*Task description:* Read the records below and copy each line that contains "JSON".

========================================================================

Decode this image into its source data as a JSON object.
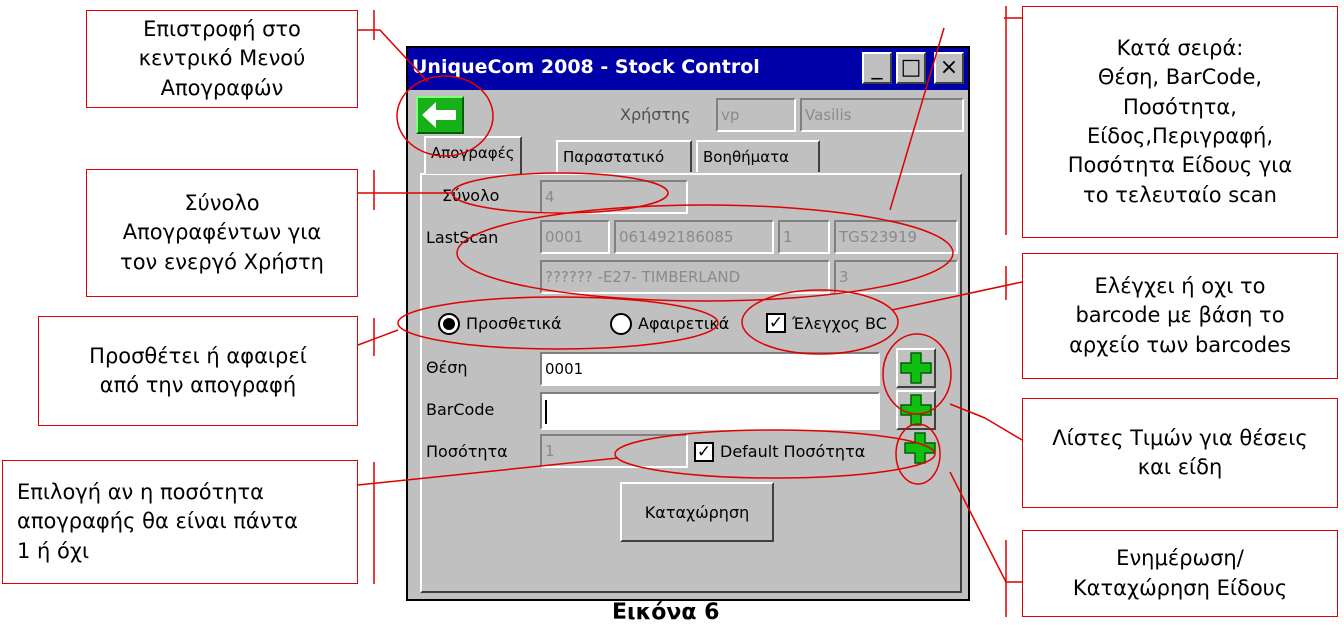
{
  "window": {
    "title": "UniqueCom 2008 - Stock Control",
    "minimize": "_",
    "maximize": "□",
    "close": "×",
    "back_icon": "arrow-left-icon",
    "user_label": "Χρήστης",
    "user_code": "vp",
    "user_name": "Vasilis",
    "tabs": [
      "Απογραφές",
      "Παραστατικό",
      "Βοηθήματα"
    ],
    "total_label": "Σύνολο",
    "total_value": "4",
    "lastscan_label": "LastScan",
    "lastscan": {
      "position": "0001",
      "barcode": "061492186085",
      "quantity": "1",
      "item": "TG523919",
      "description": "?????? -E27- TIMBERLAND",
      "item_quantity": "3"
    },
    "radio_add": "Προσθετικά",
    "radio_subtract": "Αφαιρετικά",
    "check_bc": "Έλεγχος BC",
    "position_label": "Θέση",
    "position_value": "0001",
    "barcode_label": "BarCode",
    "barcode_value": "",
    "quantity_label": "Ποσότητα",
    "quantity_value": "1",
    "default_qty": "Default Ποσότητα",
    "submit": "Καταχώρηση",
    "plus_icon": "green-plus-icon"
  },
  "callouts": {
    "back": "Επιστροφή στο\nκεντρικό Μενού\nΑπογραφών",
    "total": "Σύνολο\nΑπογραφέντων για\nτον ενεργό Χρήστη",
    "addsub": "Προσθέτει ή αφαιρεί\nαπό την απογραφή",
    "default_qty": "Επιλογή αν η ποσότητα\nαπογραφής θα είναι πάντα\n1 ή όχι",
    "lastscan": "Κατά σειρά:\nΘέση, BarCode,\nΠοσότητα,\nΕίδος,Περιγραφή,\nΠοσότητα Είδους για\nτο τελευταίο scan",
    "check_bc": "Ελέγχει ή οχι το\nbarcode με βάση το\nαρχείο των barcodes",
    "lists": "Λίστες Τιμών για θέσεις\nκαι είδη",
    "update": "Ενημέρωση/\nΚαταχώρηση Είδους"
  },
  "caption": "Εικόνα 6",
  "colors": {
    "annotation": "#e00000",
    "titlebar": "#0000a8",
    "plus": "#10c010"
  }
}
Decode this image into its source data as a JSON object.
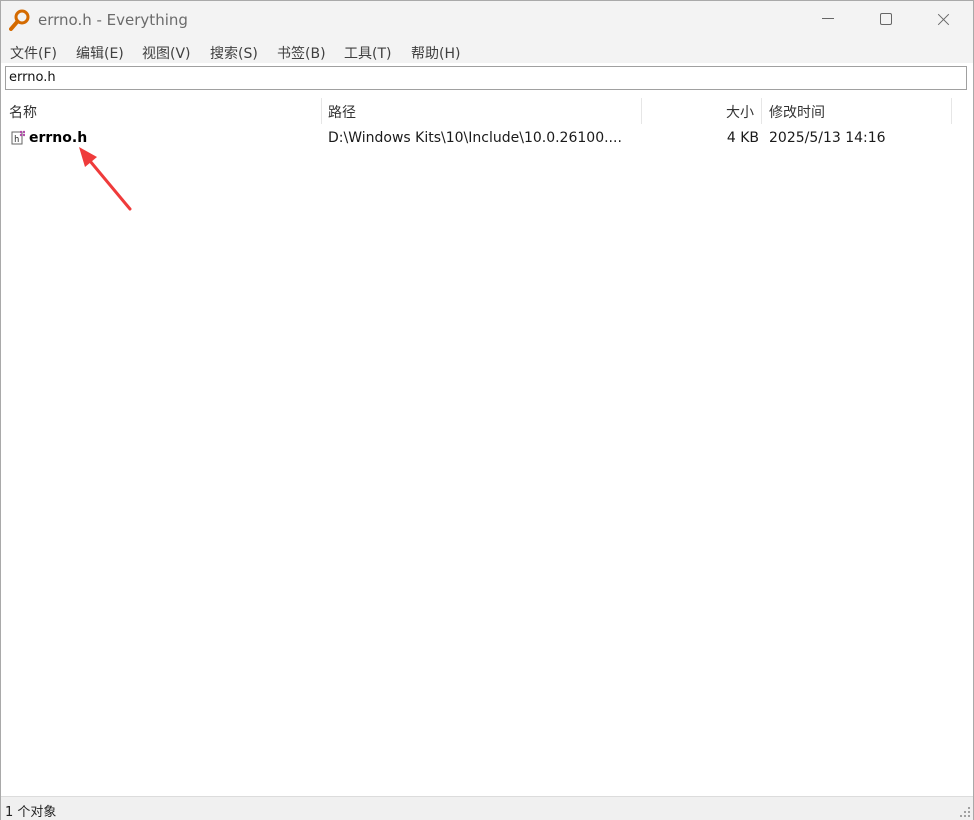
{
  "window": {
    "title": "errno.h - Everything"
  },
  "menu": [
    "文件(F)",
    "编辑(E)",
    "视图(V)",
    "搜索(S)",
    "书签(B)",
    "工具(T)",
    "帮助(H)"
  ],
  "search": {
    "value": "errno.h"
  },
  "columns": {
    "name": "名称",
    "path": "路径",
    "size": "大小",
    "modified": "修改时间"
  },
  "results": [
    {
      "name": "errno.h",
      "path": "D:\\Windows Kits\\10\\Include\\10.0.26100....",
      "size": "4 KB",
      "modified": "2025/5/13 14:16"
    }
  ],
  "status": {
    "text": "1 个对象"
  },
  "icons": {
    "app": "magnifier-icon",
    "file": "header-file-icon"
  },
  "colors": {
    "annotation_arrow": "#ef3b3b",
    "app_icon": "#d46a00"
  }
}
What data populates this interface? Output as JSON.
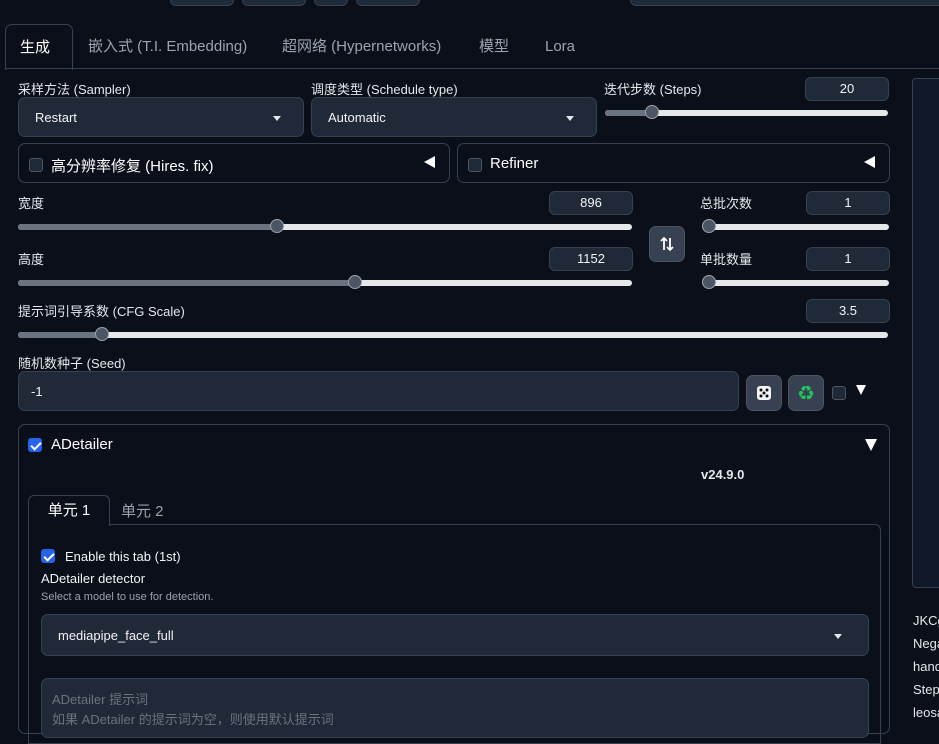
{
  "tabs": [
    "生成",
    "嵌入式 (T.I. Embedding)",
    "超网络 (Hypernetworks)",
    "模型",
    "Lora"
  ],
  "sampler": {
    "label": "采样方法 (Sampler)",
    "value": "Restart"
  },
  "schedule": {
    "label": "调度类型 (Schedule type)",
    "value": "Automatic"
  },
  "steps": {
    "label": "迭代步数 (Steps)",
    "value": "20",
    "level": 0.15
  },
  "hires": {
    "label": "高分辨率修复 (Hires. fix)",
    "checked": false
  },
  "refiner": {
    "label": "Refiner",
    "checked": false
  },
  "width": {
    "label": "宽度",
    "value": "896",
    "level": 0.42
  },
  "height": {
    "label": "高度",
    "value": "1152",
    "level": 0.55
  },
  "swap_icon": "swap-icon",
  "batch_count": {
    "label": "总批次数",
    "value": "1",
    "level": 0.0
  },
  "batch_size": {
    "label": "单批数量",
    "value": "1",
    "level": 0.0
  },
  "cfg": {
    "label": "提示词引导系数 (CFG Scale)",
    "value": "3.5",
    "level": 0.09
  },
  "seed": {
    "label": "随机数种子 (Seed)",
    "value": "-1"
  },
  "adetailer": {
    "label": "ADetailer",
    "version": "v24.9.0",
    "tabs": [
      "单元 1",
      "单元 2"
    ],
    "enable_label": "Enable this tab (1st)",
    "detector_label": "ADetailer detector",
    "detector_hint": "Select a model to use for detection.",
    "detector_value": "mediapipe_face_full",
    "prompt_label": "ADetailer 提示词",
    "prompt_placeholder": "如果 ADetailer 的提示词为空，则使用默认提示词"
  },
  "side_text": [
    "JKCg",
    "Nega",
    "hand",
    "Step",
    "leosa"
  ],
  "colors": {
    "accent": "#2563eb",
    "bg": "#0b0f19",
    "panel": "#1f2937",
    "recycle": "#22c55e"
  }
}
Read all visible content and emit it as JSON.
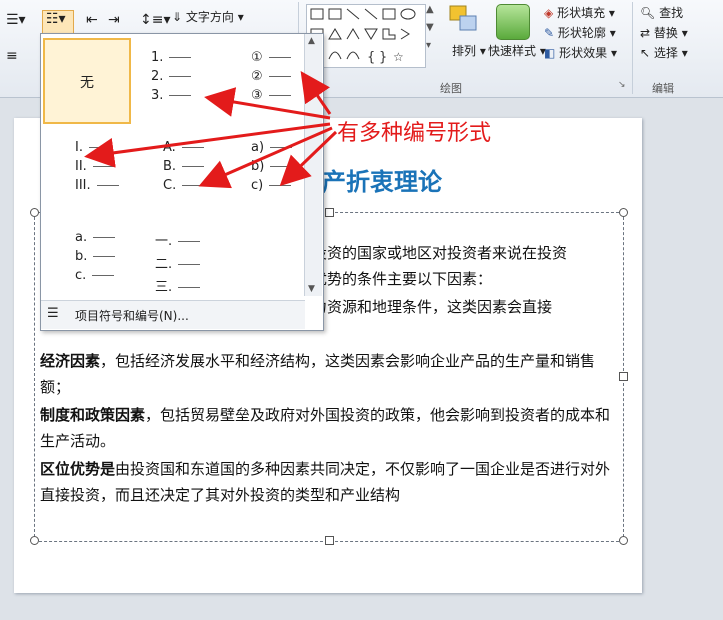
{
  "ribbon": {
    "text_direction_label": "文字方向",
    "sort_label": "排列",
    "quick_styles_label": "快速样式",
    "shape_fill_label": "形状填充",
    "shape_outline_label": "形状轮廓",
    "shape_effects_label": "形状效果",
    "find_label": "查找",
    "replace_label": "替换",
    "select_label": "选择",
    "drawing_group_label": "绘图",
    "editing_group_label": "编辑"
  },
  "numbering_gallery": {
    "none_label": "无",
    "styles": [
      {
        "items": [
          "1.",
          "2.",
          "3."
        ]
      },
      {
        "items": [
          "①",
          "②",
          "③"
        ]
      },
      {
        "items": [
          "I.",
          "II.",
          "III."
        ]
      },
      {
        "items": [
          "A.",
          "B.",
          "C."
        ]
      },
      {
        "items": [
          "a)",
          "b)",
          "c)"
        ]
      },
      {
        "items": [
          "a.",
          "b.",
          "c."
        ]
      },
      {
        "items": [
          "一.",
          "二.",
          "三."
        ]
      }
    ],
    "footer_label": "项目符号和编号(N)..."
  },
  "annotation": "有多种编号形式",
  "document": {
    "title_fragment": "产折衷理论",
    "line1_fragment": "投资的国家或地区对投资者来说在投资",
    "line2_fragment": "优势的条件主要以下因素：",
    "line3_fragment": "力资源和地理条件，这类因素会直接",
    "para_economic_bold": "经济因素",
    "para_economic_text": "，包括经济发展水平和经济结构，这类因素会影响企业产品的生产量和销售额；",
    "para_policy_bold": "制度和政策因素",
    "para_policy_text": "，包括贸易壁垒及政府对外国投资的政策，他会影响到投资者的成本和生产活动。",
    "para_location_bold": "区位优势是",
    "para_location_text": "由投资国和东道国的多种因素共同决定，不仅影响了一国企业是否进行对外直接投资，而且还决定了其对外投资的类型和产业结构"
  },
  "colors": {
    "accent": "#e31b1b",
    "title": "#1a73b8"
  }
}
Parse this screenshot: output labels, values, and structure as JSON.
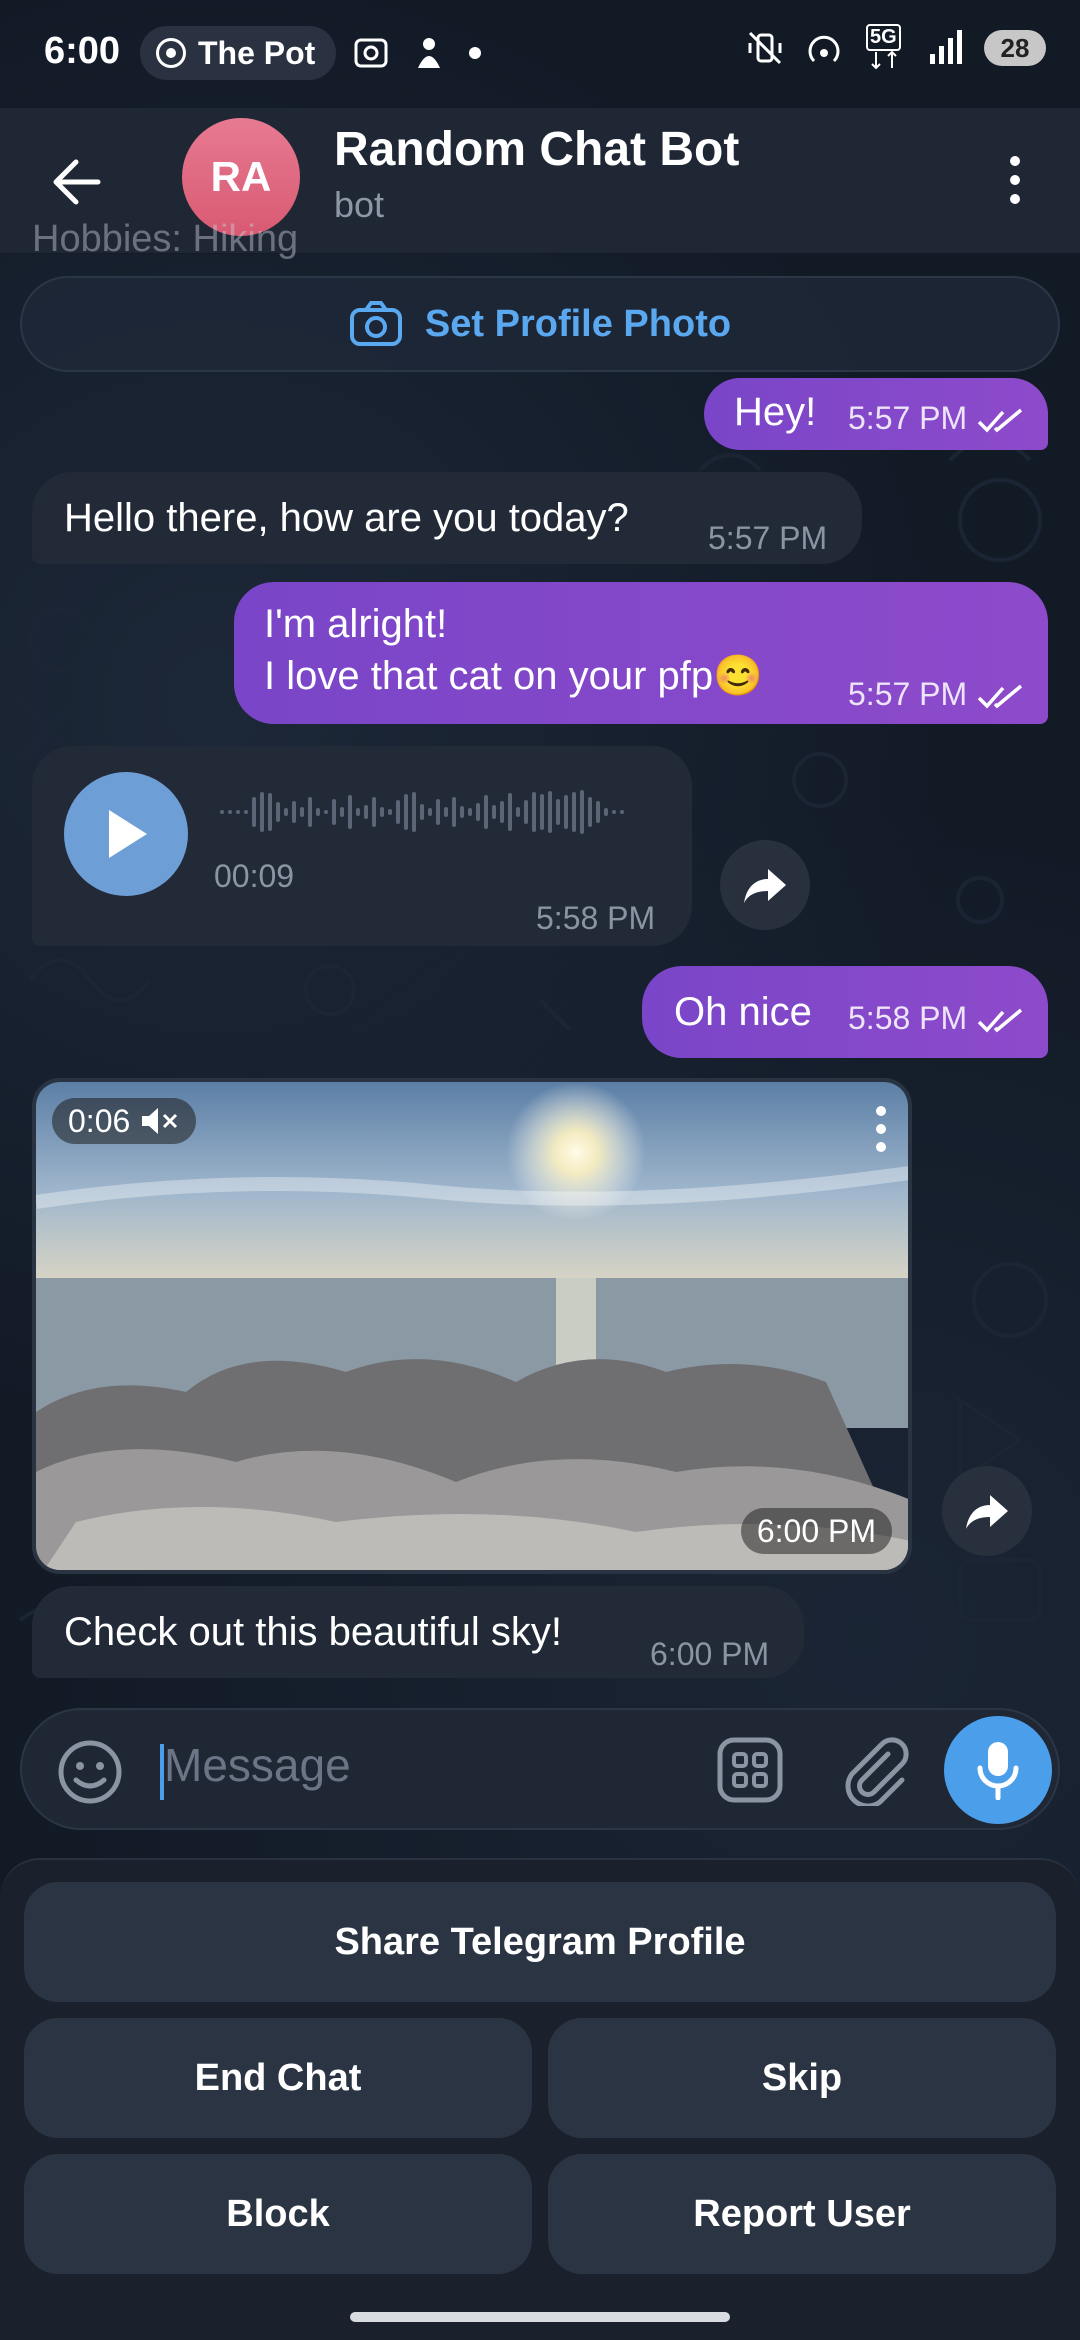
{
  "status_bar": {
    "time": "6:00",
    "media_pill": "The Pot",
    "battery": "28",
    "network": "5G"
  },
  "header": {
    "avatar_initials": "RA",
    "title": "Random Chat Bot",
    "subtitle": "bot"
  },
  "profile_card": {
    "faded_text": "Hobbies: Hiking",
    "set_photo_label": "Set Profile Photo"
  },
  "messages": [
    {
      "dir": "out",
      "text": "Hey!",
      "time": "5:57 PM"
    },
    {
      "dir": "in",
      "text": "Hello there, how are you today?",
      "time": "5:57 PM"
    },
    {
      "dir": "out",
      "line1": "I'm alright!",
      "line2": "I love that cat on your pfp😊",
      "time": "5:57 PM"
    },
    {
      "dir": "in",
      "type": "voice",
      "duration": "00:09",
      "time": "5:58 PM"
    },
    {
      "dir": "out",
      "text": "Oh nice",
      "time": "5:58 PM"
    },
    {
      "dir": "in",
      "type": "video",
      "duration": "0:06",
      "time": "6:00 PM"
    },
    {
      "dir": "in",
      "text": "Check out this beautiful sky!",
      "time": "6:00 PM"
    }
  ],
  "input": {
    "placeholder": "Message"
  },
  "keyboard": {
    "share_profile": "Share Telegram Profile",
    "end_chat": "End Chat",
    "skip": "Skip",
    "block": "Block",
    "report_user": "Report User"
  },
  "colors": {
    "outgoing": "#8048c8",
    "incoming": "#222a37",
    "accent": "#4b9eea"
  }
}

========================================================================

*Solution:*
Decode this image into its source data as a JSON object.
Decode this image into its source data as a JSON object.
What data populates this interface? Output as JSON.
Read all visible content and emit it as JSON.
Parse this screenshot: output labels, values, and structure as JSON.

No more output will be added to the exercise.